• Exercise instructions
Your response should consist of the full data, set down exactly.

Data excerpts:

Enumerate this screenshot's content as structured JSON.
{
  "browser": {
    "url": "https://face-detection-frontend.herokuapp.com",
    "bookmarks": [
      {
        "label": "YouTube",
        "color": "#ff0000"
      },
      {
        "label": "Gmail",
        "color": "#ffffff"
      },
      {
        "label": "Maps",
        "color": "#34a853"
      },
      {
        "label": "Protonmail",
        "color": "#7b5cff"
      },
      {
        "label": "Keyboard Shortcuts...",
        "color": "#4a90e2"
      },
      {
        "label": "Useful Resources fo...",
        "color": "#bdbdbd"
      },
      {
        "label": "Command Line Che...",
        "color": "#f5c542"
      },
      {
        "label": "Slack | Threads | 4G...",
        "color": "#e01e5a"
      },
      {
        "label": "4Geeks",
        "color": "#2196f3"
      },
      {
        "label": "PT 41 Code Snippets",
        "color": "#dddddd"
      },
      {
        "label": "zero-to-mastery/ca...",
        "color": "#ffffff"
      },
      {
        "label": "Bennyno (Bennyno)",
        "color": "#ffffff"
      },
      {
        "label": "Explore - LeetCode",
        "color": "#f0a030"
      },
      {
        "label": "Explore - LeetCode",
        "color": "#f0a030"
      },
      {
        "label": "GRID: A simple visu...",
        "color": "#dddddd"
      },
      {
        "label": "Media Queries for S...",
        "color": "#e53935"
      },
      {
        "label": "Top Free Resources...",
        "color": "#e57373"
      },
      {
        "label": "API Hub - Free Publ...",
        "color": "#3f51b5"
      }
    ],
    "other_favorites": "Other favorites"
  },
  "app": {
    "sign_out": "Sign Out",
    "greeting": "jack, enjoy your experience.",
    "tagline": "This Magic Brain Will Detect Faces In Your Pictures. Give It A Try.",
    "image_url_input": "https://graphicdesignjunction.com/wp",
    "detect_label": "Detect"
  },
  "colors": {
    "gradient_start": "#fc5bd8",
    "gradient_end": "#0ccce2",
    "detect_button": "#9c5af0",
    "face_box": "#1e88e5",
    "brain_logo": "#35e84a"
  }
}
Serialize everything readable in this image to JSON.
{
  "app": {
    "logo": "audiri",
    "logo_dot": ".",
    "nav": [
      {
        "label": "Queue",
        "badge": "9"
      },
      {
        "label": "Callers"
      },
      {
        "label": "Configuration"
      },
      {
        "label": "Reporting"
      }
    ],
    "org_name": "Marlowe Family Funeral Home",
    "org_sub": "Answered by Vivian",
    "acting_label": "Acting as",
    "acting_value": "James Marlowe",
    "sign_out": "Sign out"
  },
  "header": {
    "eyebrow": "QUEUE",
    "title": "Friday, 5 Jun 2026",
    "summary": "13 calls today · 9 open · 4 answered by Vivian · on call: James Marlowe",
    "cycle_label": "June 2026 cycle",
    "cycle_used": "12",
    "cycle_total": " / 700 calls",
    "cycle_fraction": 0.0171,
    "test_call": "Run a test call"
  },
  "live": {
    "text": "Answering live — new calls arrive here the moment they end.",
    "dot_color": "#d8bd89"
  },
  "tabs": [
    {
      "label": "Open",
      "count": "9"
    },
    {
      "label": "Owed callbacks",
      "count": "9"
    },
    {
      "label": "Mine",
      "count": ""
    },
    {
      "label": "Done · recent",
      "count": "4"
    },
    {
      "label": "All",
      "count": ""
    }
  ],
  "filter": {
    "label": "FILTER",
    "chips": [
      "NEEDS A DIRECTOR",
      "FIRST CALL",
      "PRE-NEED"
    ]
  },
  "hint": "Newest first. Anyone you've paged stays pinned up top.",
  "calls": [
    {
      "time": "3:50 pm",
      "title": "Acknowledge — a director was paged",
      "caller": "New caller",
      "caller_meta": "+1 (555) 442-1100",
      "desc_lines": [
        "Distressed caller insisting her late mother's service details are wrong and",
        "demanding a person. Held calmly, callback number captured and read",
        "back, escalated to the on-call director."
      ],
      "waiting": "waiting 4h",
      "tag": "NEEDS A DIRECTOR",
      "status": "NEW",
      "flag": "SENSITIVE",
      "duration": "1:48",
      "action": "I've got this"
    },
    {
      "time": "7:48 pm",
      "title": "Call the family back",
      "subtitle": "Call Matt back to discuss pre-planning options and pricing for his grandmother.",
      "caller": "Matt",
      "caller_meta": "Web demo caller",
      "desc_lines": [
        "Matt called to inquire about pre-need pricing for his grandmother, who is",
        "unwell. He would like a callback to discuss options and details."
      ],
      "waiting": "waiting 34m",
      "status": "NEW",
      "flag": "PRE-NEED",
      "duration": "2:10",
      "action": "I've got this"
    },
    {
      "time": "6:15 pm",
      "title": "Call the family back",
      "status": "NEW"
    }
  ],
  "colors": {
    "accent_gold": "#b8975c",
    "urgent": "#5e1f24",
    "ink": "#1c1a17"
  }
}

• Response box
Enumerate this screenshot's content as structured JSON.
{
  "browser": {
    "url": "https://face-detection-frontend.herokuapp.com",
    "bookmarks": [
      {
        "label": "YouTube",
        "color": "#ff0000"
      },
      {
        "label": "Gmail",
        "color": "#ffffff"
      },
      {
        "label": "Maps",
        "color": "#34a853"
      },
      {
        "label": "Protonmail",
        "color": "#7b5cff"
      },
      {
        "label": "Keyboard Shortcuts...",
        "color": "#4a90e2"
      },
      {
        "label": "Useful Resources fo...",
        "color": "#bdbdbd"
      },
      {
        "label": "Command Line Che...",
        "color": "#f5c542"
      },
      {
        "label": "Slack | Threads | 4G...",
        "color": "#e01e5a"
      },
      {
        "label": "4Geeks",
        "color": "#2196f3"
      },
      {
        "label": "PT 41 Code Snippets",
        "color": "#dddddd"
      },
      {
        "label": "zero-to-mastery/ca...",
        "color": "#ffffff"
      },
      {
        "label": "Bennyno (Bennyno)",
        "color": "#ffffff"
      },
      {
        "label": "Explore - LeetCode",
        "color": "#f0a030"
      },
      {
        "label": "Explore - LeetCode",
        "color": "#f0a030"
      },
      {
        "label": "GRID: A simple visu...",
        "color": "#dddddd"
      },
      {
        "label": "Media Queries for S...",
        "color": "#e53935"
      },
      {
        "label": "Top Free Resources...",
        "color": "#e57373"
      },
      {
        "label": "API Hub - Free Publ...",
        "color": "#3f51b5"
      }
    ],
    "other_favorites": "Other favorites"
  },
  "app": {
    "sign_out": "Sign Out",
    "greeting": "jack, enjoy your experience.",
    "tagline": "This Magic Brain Will Detect Faces In Your Pictures. Give It A Try.",
    "image_url_input": "https://graphicdesignjunction.com/wp",
    "detect_label": "Detect"
  },
  "colors": {
    "gradient_start": "#fc5bd8",
    "gradient_end": "#0ccce2",
    "detect_button": "#9c5af0",
    "face_box": "#1e88e5",
    "brain_logo": "#35e84a"
  }
}
Serialize everything readable in this image to JSON.
{
  "app": {
    "logo": "audiri",
    "logo_dot": ".",
    "nav": [
      {
        "label": "Queue",
        "badge": "9"
      },
      {
        "label": "Callers"
      },
      {
        "label": "Configuration"
      },
      {
        "label": "Reporting"
      }
    ],
    "org_name": "Marlowe Family Funeral Home",
    "org_sub": "Answered by Vivian",
    "acting_label": "Acting as",
    "acting_value": "James Marlowe",
    "sign_out": "Sign out"
  },
  "header": {
    "eyebrow": "QUEUE",
    "title": "Friday, 5 Jun 2026",
    "summary": "13 calls today · 9 open · 4 answered by Vivian · on call: James Marlowe",
    "cycle_label": "June 2026 cycle",
    "cycle_used": "12",
    "cycle_total": " / 700 calls",
    "cycle_fraction": 0.0171,
    "test_call": "Run a test call"
  },
  "live": {
    "text": "Answering live — new calls arrive here the moment they end.",
    "dot_color": "#d8bd89"
  },
  "tabs": [
    {
      "label": "Open",
      "count": "9"
    },
    {
      "label": "Owed callbacks",
      "count": "9"
    },
    {
      "label": "Mine",
      "count": ""
    },
    {
      "label": "Done · recent",
      "count": "4"
    },
    {
      "label": "All",
      "count": ""
    }
  ],
  "filter": {
    "label": "FILTER",
    "chips": [
      "NEEDS A DIRECTOR",
      "FIRST CALL",
      "PRE-NEED"
    ]
  },
  "hint": "Newest first. Anyone you've paged stays pinned up top.",
  "calls": [
    {
      "time": "3:50 pm",
      "title": "Acknowledge — a director was paged",
      "caller": "New caller",
      "caller_meta": "+1 (555) 442-1100",
      "desc_lines": [
        "Distressed caller insisting her late mother's service details are wrong and",
        "demanding a person. Held calmly, callback number captured and read",
        "back, escalated to the on-call director."
      ],
      "waiting": "waiting 4h",
      "tag": "NEEDS A DIRECTOR",
      "status": "NEW",
      "flag": "SENSITIVE",
      "duration": "1:48",
      "action": "I've got this"
    },
    {
      "time": "7:48 pm",
      "title": "Call the family back",
      "subtitle": "Call Matt back to discuss pre-planning options and pricing for his grandmother.",
      "caller": "Matt",
      "caller_meta": "Web demo caller",
      "desc_lines": [
        "Matt called to inquire about pre-need pricing for his grandmother, who is",
        "unwell. He would like a callback to discuss options and details."
      ],
      "waiting": "waiting 34m",
      "status": "NEW",
      "flag": "PRE-NEED",
      "duration": "2:10",
      "action": "I've got this"
    },
    {
      "time": "6:15 pm",
      "title": "Call the family back",
      "status": "NEW"
    }
  ],
  "colors": {
    "accent_gold": "#b8975c",
    "urgent": "#5e1f24",
    "ink": "#1c1a17"
  }
}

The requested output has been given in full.